**PROMPT:**
Down to the final character, output the records below as they stand.

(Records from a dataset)
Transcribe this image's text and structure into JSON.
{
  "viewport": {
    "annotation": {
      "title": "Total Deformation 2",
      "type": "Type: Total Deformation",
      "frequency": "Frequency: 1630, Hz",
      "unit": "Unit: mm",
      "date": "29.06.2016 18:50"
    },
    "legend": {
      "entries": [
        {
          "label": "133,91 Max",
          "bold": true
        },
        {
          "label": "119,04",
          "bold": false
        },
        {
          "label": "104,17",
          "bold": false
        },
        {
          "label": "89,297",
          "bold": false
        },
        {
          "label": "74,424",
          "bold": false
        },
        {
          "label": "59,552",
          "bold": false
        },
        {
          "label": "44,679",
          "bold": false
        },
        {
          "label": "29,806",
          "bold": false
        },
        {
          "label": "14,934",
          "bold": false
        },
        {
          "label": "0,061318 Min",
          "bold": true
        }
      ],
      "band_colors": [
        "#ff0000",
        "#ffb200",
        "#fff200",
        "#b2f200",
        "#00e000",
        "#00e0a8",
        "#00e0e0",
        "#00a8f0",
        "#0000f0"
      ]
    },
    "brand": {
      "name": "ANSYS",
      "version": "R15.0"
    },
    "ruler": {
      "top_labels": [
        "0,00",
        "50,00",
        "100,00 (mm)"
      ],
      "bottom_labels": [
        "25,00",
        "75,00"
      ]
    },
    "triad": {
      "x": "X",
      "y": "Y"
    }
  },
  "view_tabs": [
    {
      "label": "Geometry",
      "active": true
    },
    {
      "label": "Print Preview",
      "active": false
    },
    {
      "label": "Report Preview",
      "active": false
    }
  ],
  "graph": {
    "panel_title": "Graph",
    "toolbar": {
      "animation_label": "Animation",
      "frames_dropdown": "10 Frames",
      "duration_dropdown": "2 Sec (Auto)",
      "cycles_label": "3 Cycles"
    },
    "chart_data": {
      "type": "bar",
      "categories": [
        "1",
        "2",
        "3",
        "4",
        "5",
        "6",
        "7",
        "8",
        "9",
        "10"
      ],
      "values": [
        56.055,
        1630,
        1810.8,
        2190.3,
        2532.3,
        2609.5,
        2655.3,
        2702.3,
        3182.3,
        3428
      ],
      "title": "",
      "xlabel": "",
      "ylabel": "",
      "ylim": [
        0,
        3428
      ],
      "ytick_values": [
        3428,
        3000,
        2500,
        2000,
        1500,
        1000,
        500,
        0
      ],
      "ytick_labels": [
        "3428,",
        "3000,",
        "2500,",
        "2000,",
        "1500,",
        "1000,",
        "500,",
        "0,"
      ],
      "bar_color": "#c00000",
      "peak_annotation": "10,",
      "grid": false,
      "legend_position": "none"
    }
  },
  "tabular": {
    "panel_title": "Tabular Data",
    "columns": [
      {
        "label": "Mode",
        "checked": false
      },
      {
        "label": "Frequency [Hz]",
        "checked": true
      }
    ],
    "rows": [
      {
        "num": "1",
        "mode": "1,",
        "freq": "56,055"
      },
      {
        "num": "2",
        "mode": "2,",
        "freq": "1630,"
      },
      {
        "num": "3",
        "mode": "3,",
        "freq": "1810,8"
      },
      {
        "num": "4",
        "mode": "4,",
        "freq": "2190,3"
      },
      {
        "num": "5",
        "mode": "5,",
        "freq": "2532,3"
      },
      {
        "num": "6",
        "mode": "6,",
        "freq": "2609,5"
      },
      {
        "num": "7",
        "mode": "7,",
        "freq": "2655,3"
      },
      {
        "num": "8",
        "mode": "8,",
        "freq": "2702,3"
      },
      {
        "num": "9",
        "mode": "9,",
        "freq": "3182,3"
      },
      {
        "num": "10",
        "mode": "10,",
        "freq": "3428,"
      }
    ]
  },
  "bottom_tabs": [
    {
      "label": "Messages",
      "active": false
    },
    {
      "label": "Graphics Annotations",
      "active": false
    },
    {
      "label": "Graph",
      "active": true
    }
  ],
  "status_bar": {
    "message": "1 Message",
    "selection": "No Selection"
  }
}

**EXERCISE OUTPUT:**
Transcribe this image's text and structure into JSON.
{
  "viewport": {
    "annotation": {
      "title": "Total Deformation 2",
      "type": "Type: Total Deformation",
      "frequency": "Frequency: 1630, Hz",
      "unit": "Unit: mm",
      "date": "29.06.2016 18:50"
    },
    "legend": {
      "entries": [
        {
          "label": "133,91 Max",
          "bold": true
        },
        {
          "label": "119,04",
          "bold": false
        },
        {
          "label": "104,17",
          "bold": false
        },
        {
          "label": "89,297",
          "bold": false
        },
        {
          "label": "74,424",
          "bold": false
        },
        {
          "label": "59,552",
          "bold": false
        },
        {
          "label": "44,679",
          "bold": false
        },
        {
          "label": "29,806",
          "bold": false
        },
        {
          "label": "14,934",
          "bold": false
        },
        {
          "label": "0,061318 Min",
          "bold": true
        }
      ],
      "band_colors": [
        "#ff0000",
        "#ffb200",
        "#fff200",
        "#b2f200",
        "#00e000",
        "#00e0a8",
        "#00e0e0",
        "#00a8f0",
        "#0000f0"
      ]
    },
    "brand": {
      "name": "ANSYS",
      "version": "R15.0"
    },
    "ruler": {
      "top_labels": [
        "0,00",
        "50,00",
        "100,00 (mm)"
      ],
      "bottom_labels": [
        "25,00",
        "75,00"
      ]
    },
    "triad": {
      "x": "X",
      "y": "Y"
    }
  },
  "view_tabs": [
    {
      "label": "Geometry",
      "active": true
    },
    {
      "label": "Print Preview",
      "active": false
    },
    {
      "label": "Report Preview",
      "active": false
    }
  ],
  "graph": {
    "panel_title": "Graph",
    "toolbar": {
      "animation_label": "Animation",
      "frames_dropdown": "10 Frames",
      "duration_dropdown": "2 Sec (Auto)",
      "cycles_label": "3 Cycles"
    },
    "chart_data": {
      "type": "bar",
      "categories": [
        "1",
        "2",
        "3",
        "4",
        "5",
        "6",
        "7",
        "8",
        "9",
        "10"
      ],
      "values": [
        56.055,
        1630,
        1810.8,
        2190.3,
        2532.3,
        2609.5,
        2655.3,
        2702.3,
        3182.3,
        3428
      ],
      "title": "",
      "xlabel": "",
      "ylabel": "",
      "ylim": [
        0,
        3428
      ],
      "ytick_values": [
        3428,
        3000,
        2500,
        2000,
        1500,
        1000,
        500,
        0
      ],
      "ytick_labels": [
        "3428,",
        "3000,",
        "2500,",
        "2000,",
        "1500,",
        "1000,",
        "500,",
        "0,"
      ],
      "bar_color": "#c00000",
      "peak_annotation": "10,",
      "grid": false,
      "legend_position": "none"
    }
  },
  "tabular": {
    "panel_title": "Tabular Data",
    "columns": [
      {
        "label": "Mode",
        "checked": false
      },
      {
        "label": "Frequency [Hz]",
        "checked": true
      }
    ],
    "rows": [
      {
        "num": "1",
        "mode": "1,",
        "freq": "56,055"
      },
      {
        "num": "2",
        "mode": "2,",
        "freq": "1630,"
      },
      {
        "num": "3",
        "mode": "3,",
        "freq": "1810,8"
      },
      {
        "num": "4",
        "mode": "4,",
        "freq": "2190,3"
      },
      {
        "num": "5",
        "mode": "5,",
        "freq": "2532,3"
      },
      {
        "num": "6",
        "mode": "6,",
        "freq": "2609,5"
      },
      {
        "num": "7",
        "mode": "7,",
        "freq": "2655,3"
      },
      {
        "num": "8",
        "mode": "8,",
        "freq": "2702,3"
      },
      {
        "num": "9",
        "mode": "9,",
        "freq": "3182,3"
      },
      {
        "num": "10",
        "mode": "10,",
        "freq": "3428,"
      }
    ]
  },
  "bottom_tabs": [
    {
      "label": "Messages",
      "active": false
    },
    {
      "label": "Graphics Annotations",
      "active": false
    },
    {
      "label": "Graph",
      "active": true
    }
  ],
  "status_bar": {
    "message": "1 Message",
    "selection": "No Selection"
  }
}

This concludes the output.